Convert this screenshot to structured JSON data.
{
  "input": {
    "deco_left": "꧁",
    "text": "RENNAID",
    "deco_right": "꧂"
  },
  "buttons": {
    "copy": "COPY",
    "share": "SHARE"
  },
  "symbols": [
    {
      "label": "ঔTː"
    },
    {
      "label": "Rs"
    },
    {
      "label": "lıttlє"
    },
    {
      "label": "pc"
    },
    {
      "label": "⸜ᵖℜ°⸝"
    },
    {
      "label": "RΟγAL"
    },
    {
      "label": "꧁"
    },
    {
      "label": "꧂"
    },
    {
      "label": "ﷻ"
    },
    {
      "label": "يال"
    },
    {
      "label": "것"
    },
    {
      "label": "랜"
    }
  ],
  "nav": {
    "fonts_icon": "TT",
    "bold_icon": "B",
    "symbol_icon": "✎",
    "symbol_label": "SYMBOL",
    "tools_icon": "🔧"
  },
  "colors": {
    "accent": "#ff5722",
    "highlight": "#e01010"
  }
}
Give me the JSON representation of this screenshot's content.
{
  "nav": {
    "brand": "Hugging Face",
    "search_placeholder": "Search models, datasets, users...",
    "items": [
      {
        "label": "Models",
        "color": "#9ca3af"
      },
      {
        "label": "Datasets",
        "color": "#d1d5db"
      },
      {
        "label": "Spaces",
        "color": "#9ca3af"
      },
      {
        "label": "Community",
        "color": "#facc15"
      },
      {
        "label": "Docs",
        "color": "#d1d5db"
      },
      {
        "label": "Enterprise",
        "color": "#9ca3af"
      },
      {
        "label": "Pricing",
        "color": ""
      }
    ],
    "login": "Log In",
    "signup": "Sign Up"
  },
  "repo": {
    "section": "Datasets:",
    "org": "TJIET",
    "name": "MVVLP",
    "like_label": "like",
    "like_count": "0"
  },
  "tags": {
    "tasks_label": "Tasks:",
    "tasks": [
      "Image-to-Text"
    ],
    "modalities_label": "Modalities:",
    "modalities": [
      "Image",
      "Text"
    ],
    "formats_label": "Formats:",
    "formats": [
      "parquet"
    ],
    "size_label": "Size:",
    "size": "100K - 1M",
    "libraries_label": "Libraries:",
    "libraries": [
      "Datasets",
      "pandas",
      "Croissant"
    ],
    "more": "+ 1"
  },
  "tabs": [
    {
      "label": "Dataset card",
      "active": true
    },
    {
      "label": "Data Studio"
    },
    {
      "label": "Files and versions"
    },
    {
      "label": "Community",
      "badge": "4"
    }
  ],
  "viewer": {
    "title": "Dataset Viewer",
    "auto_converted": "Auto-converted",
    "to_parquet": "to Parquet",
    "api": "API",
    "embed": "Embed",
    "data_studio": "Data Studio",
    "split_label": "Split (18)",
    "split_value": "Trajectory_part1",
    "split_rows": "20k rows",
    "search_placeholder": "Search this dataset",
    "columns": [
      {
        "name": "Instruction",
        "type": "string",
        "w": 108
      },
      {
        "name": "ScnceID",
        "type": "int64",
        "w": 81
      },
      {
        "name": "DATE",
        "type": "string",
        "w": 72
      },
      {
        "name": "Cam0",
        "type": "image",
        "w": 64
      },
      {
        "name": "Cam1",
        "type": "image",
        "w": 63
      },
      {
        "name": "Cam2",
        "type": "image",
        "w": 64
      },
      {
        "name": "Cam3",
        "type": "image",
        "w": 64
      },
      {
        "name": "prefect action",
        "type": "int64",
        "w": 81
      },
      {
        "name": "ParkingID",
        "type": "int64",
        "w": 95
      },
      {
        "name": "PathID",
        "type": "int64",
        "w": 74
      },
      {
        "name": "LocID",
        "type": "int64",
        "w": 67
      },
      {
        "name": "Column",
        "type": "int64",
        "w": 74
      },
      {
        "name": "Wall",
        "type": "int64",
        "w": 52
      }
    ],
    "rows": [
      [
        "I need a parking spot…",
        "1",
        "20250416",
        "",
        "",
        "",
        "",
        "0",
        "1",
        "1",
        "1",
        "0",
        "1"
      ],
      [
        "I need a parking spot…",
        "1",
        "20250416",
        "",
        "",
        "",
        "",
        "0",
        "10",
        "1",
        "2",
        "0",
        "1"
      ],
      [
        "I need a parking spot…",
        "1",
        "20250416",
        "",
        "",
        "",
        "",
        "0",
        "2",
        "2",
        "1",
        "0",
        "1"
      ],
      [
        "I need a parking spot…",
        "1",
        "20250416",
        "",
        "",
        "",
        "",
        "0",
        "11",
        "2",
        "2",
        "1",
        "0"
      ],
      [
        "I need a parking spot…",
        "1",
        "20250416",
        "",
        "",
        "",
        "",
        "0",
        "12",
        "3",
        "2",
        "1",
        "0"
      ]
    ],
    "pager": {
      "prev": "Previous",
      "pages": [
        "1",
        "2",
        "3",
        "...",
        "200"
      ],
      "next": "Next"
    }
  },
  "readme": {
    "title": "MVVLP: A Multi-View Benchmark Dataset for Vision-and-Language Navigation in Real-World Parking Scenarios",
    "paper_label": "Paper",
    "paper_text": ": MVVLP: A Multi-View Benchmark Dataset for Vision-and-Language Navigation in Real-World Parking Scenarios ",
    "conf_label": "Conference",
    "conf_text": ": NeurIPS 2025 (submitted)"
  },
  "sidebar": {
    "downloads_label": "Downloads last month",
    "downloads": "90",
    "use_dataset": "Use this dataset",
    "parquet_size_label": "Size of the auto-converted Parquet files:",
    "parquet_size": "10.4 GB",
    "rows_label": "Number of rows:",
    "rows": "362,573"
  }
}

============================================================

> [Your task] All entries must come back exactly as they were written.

> [Solution for this exercise]
Convert this screenshot to structured JSON data.
{
  "input": {
    "deco_left": "꧁",
    "text": "RENNAID",
    "deco_right": "꧂"
  },
  "buttons": {
    "copy": "COPY",
    "share": "SHARE"
  },
  "symbols": [
    {
      "label": "ঔTː"
    },
    {
      "label": "Rs"
    },
    {
      "label": "lıttlє"
    },
    {
      "label": "pc"
    },
    {
      "label": "⸜ᵖℜ°⸝"
    },
    {
      "label": "RΟγAL"
    },
    {
      "label": "꧁"
    },
    {
      "label": "꧂"
    },
    {
      "label": "ﷻ"
    },
    {
      "label": "يال"
    },
    {
      "label": "것"
    },
    {
      "label": "랜"
    }
  ],
  "nav": {
    "fonts_icon": "TT",
    "bold_icon": "B",
    "symbol_icon": "✎",
    "symbol_label": "SYMBOL",
    "tools_icon": "🔧"
  },
  "colors": {
    "accent": "#ff5722",
    "highlight": "#e01010"
  }
}
Give me the JSON representation of this screenshot's content.
{
  "nav": {
    "brand": "Hugging Face",
    "search_placeholder": "Search models, datasets, users...",
    "items": [
      {
        "label": "Models",
        "color": "#9ca3af"
      },
      {
        "label": "Datasets",
        "color": "#d1d5db"
      },
      {
        "label": "Spaces",
        "color": "#9ca3af"
      },
      {
        "label": "Community",
        "color": "#facc15"
      },
      {
        "label": "Docs",
        "color": "#d1d5db"
      },
      {
        "label": "Enterprise",
        "color": "#9ca3af"
      },
      {
        "label": "Pricing",
        "color": ""
      }
    ],
    "login": "Log In",
    "signup": "Sign Up"
  },
  "repo": {
    "section": "Datasets:",
    "org": "TJIET",
    "name": "MVVLP",
    "like_label": "like",
    "like_count": "0"
  },
  "tags": {
    "tasks_label": "Tasks:",
    "tasks": [
      "Image-to-Text"
    ],
    "modalities_label": "Modalities:",
    "modalities": [
      "Image",
      "Text"
    ],
    "formats_label": "Formats:",
    "formats": [
      "parquet"
    ],
    "size_label": "Size:",
    "size": "100K - 1M",
    "libraries_label": "Libraries:",
    "libraries": [
      "Datasets",
      "pandas",
      "Croissant"
    ],
    "more": "+ 1"
  },
  "tabs": [
    {
      "label": "Dataset card",
      "active": true
    },
    {
      "label": "Data Studio"
    },
    {
      "label": "Files and versions"
    },
    {
      "label": "Community",
      "badge": "4"
    }
  ],
  "viewer": {
    "title": "Dataset Viewer",
    "auto_converted": "Auto-converted",
    "to_parquet": "to Parquet",
    "api": "API",
    "embed": "Embed",
    "data_studio": "Data Studio",
    "split_label": "Split (18)",
    "split_value": "Trajectory_part1",
    "split_rows": "20k rows",
    "search_placeholder": "Search this dataset",
    "columns": [
      {
        "name": "Instruction",
        "type": "string",
        "w": 108
      },
      {
        "name": "ScnceID",
        "type": "int64",
        "w": 81
      },
      {
        "name": "DATE",
        "type": "string",
        "w": 72
      },
      {
        "name": "Cam0",
        "type": "image",
        "w": 64
      },
      {
        "name": "Cam1",
        "type": "image",
        "w": 63
      },
      {
        "name": "Cam2",
        "type": "image",
        "w": 64
      },
      {
        "name": "Cam3",
        "type": "image",
        "w": 64
      },
      {
        "name": "prefect action",
        "type": "int64",
        "w": 81
      },
      {
        "name": "ParkingID",
        "type": "int64",
        "w": 95
      },
      {
        "name": "PathID",
        "type": "int64",
        "w": 74
      },
      {
        "name": "LocID",
        "type": "int64",
        "w": 67
      },
      {
        "name": "Column",
        "type": "int64",
        "w": 74
      },
      {
        "name": "Wall",
        "type": "int64",
        "w": 52
      }
    ],
    "rows": [
      [
        "I need a parking spot…",
        "1",
        "20250416",
        "",
        "",
        "",
        "",
        "0",
        "1",
        "1",
        "1",
        "0",
        "1"
      ],
      [
        "I need a parking spot…",
        "1",
        "20250416",
        "",
        "",
        "",
        "",
        "0",
        "10",
        "1",
        "2",
        "0",
        "1"
      ],
      [
        "I need a parking spot…",
        "1",
        "20250416",
        "",
        "",
        "",
        "",
        "0",
        "2",
        "2",
        "1",
        "0",
        "1"
      ],
      [
        "I need a parking spot…",
        "1",
        "20250416",
        "",
        "",
        "",
        "",
        "0",
        "11",
        "2",
        "2",
        "1",
        "0"
      ],
      [
        "I need a parking spot…",
        "1",
        "20250416",
        "",
        "",
        "",
        "",
        "0",
        "12",
        "3",
        "2",
        "1",
        "0"
      ]
    ],
    "pager": {
      "prev": "Previous",
      "pages": [
        "1",
        "2",
        "3",
        "...",
        "200"
      ],
      "next": "Next"
    }
  },
  "readme": {
    "title": "MVVLP: A Multi-View Benchmark Dataset for Vision-and-Language Navigation in Real-World Parking Scenarios",
    "paper_label": "Paper",
    "paper_text": ": MVVLP: A Multi-View Benchmark Dataset for Vision-and-Language Navigation in Real-World Parking Scenarios ",
    "conf_label": "Conference",
    "conf_text": ": NeurIPS 2025 (submitted)"
  },
  "sidebar": {
    "downloads_label": "Downloads last month",
    "downloads": "90",
    "use_dataset": "Use this dataset",
    "parquet_size_label": "Size of the auto-converted Parquet files:",
    "parquet_size": "10.4 GB",
    "rows_label": "Number of rows:",
    "rows": "362,573"
  }
}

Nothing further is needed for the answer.